Cheryl Clough
Guest

This is tragic, but not really a surprise. It is typical deceiver manouvering – first of all you try the pyramidic overwhelming authority to squash diversity. Then if you can’t suppress diversity through the “authority” of position, you then divide and conquer to keep people isolated and confused. You then fragment and change names and mission statements to make out that you aren’t really part of a particular sect. We are already familiar from watching this with the shifting sands of the jihadists. An organisation is declared terrorists, so you dissolve that one, move your members into other organisations with… Read more »

Simon Sarmiento
Guest

This has nothing to do with CANA. But those in the CofE who resist women priests make no distinction as to what country they come from. And all clergy in the CofE are bound by Canon A4 see
http://www.thinkinganglicans.org.uk/archives/001808.html

As to the acceptance of ordinations by women bishops overseas, this is a matter for the archbishops exclusively to determine. At present, they are still not accepted.

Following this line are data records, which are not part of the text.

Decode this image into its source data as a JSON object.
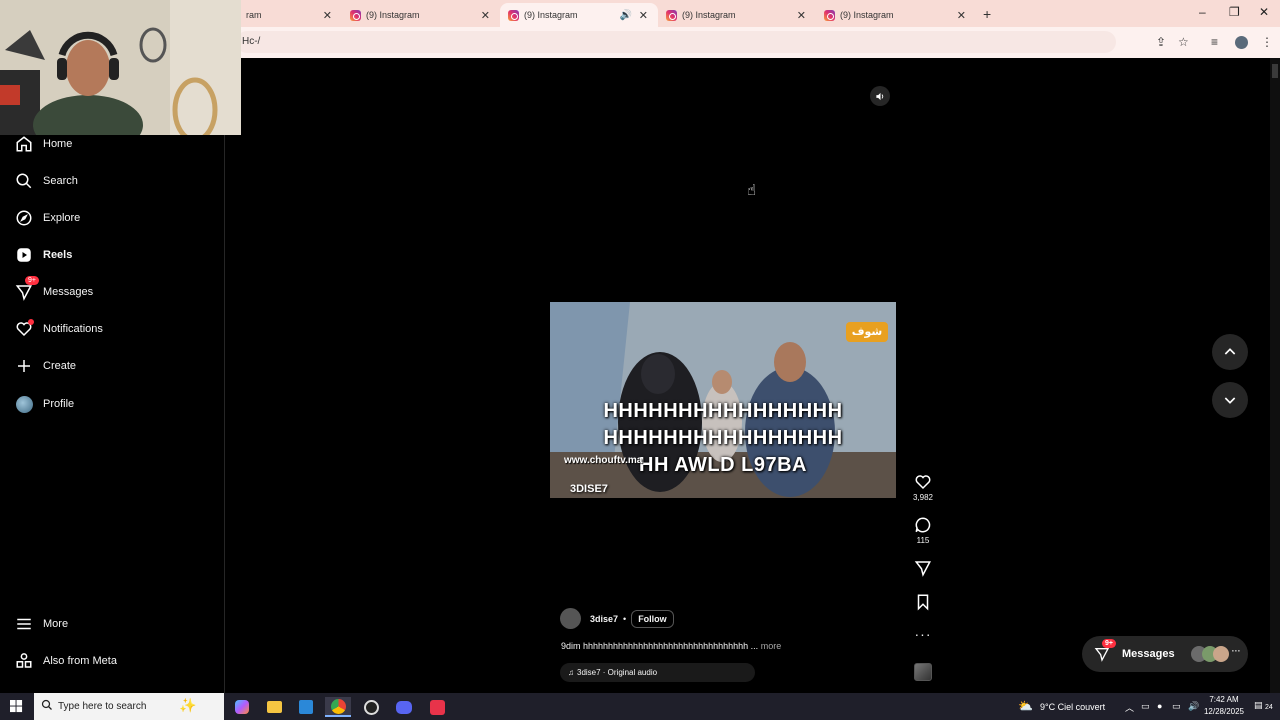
{
  "browser": {
    "tabs": [
      {
        "title": "ram",
        "active": false
      },
      {
        "title": "(9) Instagram",
        "active": false
      },
      {
        "title": "(9) Instagram",
        "active": true,
        "audio": true
      },
      {
        "title": "(9) Instagram",
        "active": false
      },
      {
        "title": "(9) Instagram",
        "active": false
      }
    ],
    "new_tab_label": "+",
    "address": "Hc-/",
    "window_controls": {
      "minimize": "–",
      "restore": "❐",
      "close": "✕"
    }
  },
  "sidebar": {
    "items": [
      {
        "label": "Home",
        "icon": "home-icon"
      },
      {
        "label": "Search",
        "icon": "search-icon"
      },
      {
        "label": "Explore",
        "icon": "compass-icon"
      },
      {
        "label": "Reels",
        "icon": "reels-icon",
        "active": true
      },
      {
        "label": "Messages",
        "icon": "send-icon",
        "badge": "9+"
      },
      {
        "label": "Notifications",
        "icon": "heart-icon",
        "dot": true
      },
      {
        "label": "Create",
        "icon": "plus-icon"
      },
      {
        "label": "Profile",
        "icon": "avatar"
      }
    ],
    "more_label": "More",
    "meta_label": "Also from Meta"
  },
  "reel": {
    "caption_overlay": [
      "HHHHHHHHHHHHHHHH",
      "HHHHHHHHHHHHHHHH",
      "HH AWLD L97BA"
    ],
    "watermark": "www.chouftv.ma",
    "handle_watermark": "3DISE7",
    "channel_logo": "شوف",
    "username": "3dise7",
    "separator": "•",
    "follow_label": "Follow",
    "caption": "9dim hhhhhhhhhhhhhhhhhhhhhhhhhhhhhhhhh ...",
    "more_label": "more",
    "audio": "3dise7 · Original audio",
    "likes": "3,982",
    "comments": "115"
  },
  "messages_pill": {
    "label": "Messages",
    "badge": "9+"
  },
  "taskbar": {
    "search_placeholder": "Type here to search",
    "weather": "9°C  Ciel couvert",
    "time": "7:42 AM",
    "date": "12/28/2025",
    "notification_count": "24"
  },
  "colors": {
    "accent_red": "#ff3040",
    "tab_bar": "#f8dcd6",
    "taskbar": "#1f1f2a"
  }
}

The situation in relation to women bishops in the CofE itself is yet to be decided.

Now, could we go back to CANA please.

Alan Marsh
Guest
Alan Marsh

I thought we were discussing CANA, and its implications – one of which is the ending of interchangeability of ministries within the Anglican Communion, on both sides. ECUSA is being urged by some to depose Minns, while Nigeria is consecrating a bishop for an area that already has a province of the Anglican Communion – in effect saying that ECUSA no longer has a valid Ministry.

When it consecrates Minns for CANA, Nigeria will arguably rule itself out of the Anglican Communion by explicitly ignoring TWR, and should be invited to close down CANA if it wishes to return.

Laurence Roberts
Guest
Laurence Roberts

“You will always find the Church of England in my parish.”
John Keble

“Psychoanalysis is a cure through love.”
Sigmund Freud in a letter to Carl Jung

Sorry about the four letter word.

Cheryl Clough
Guest

Alan I share your frustration about what we are meant to be talking about. But the proliferation of acronyms (and the mechanisms of how and why they are occurring) makes it difficult to remain within boundaries. Especially when there is a dynamic to reclaim lost boundaries. I think what saddens me most about this is not how the Anglican Communion will look at the end (it will be different from now, that is for sure), but that there are some souls who seem simply incapable of understanding the concept of co-existence. There is no way that these souls have the… Read more »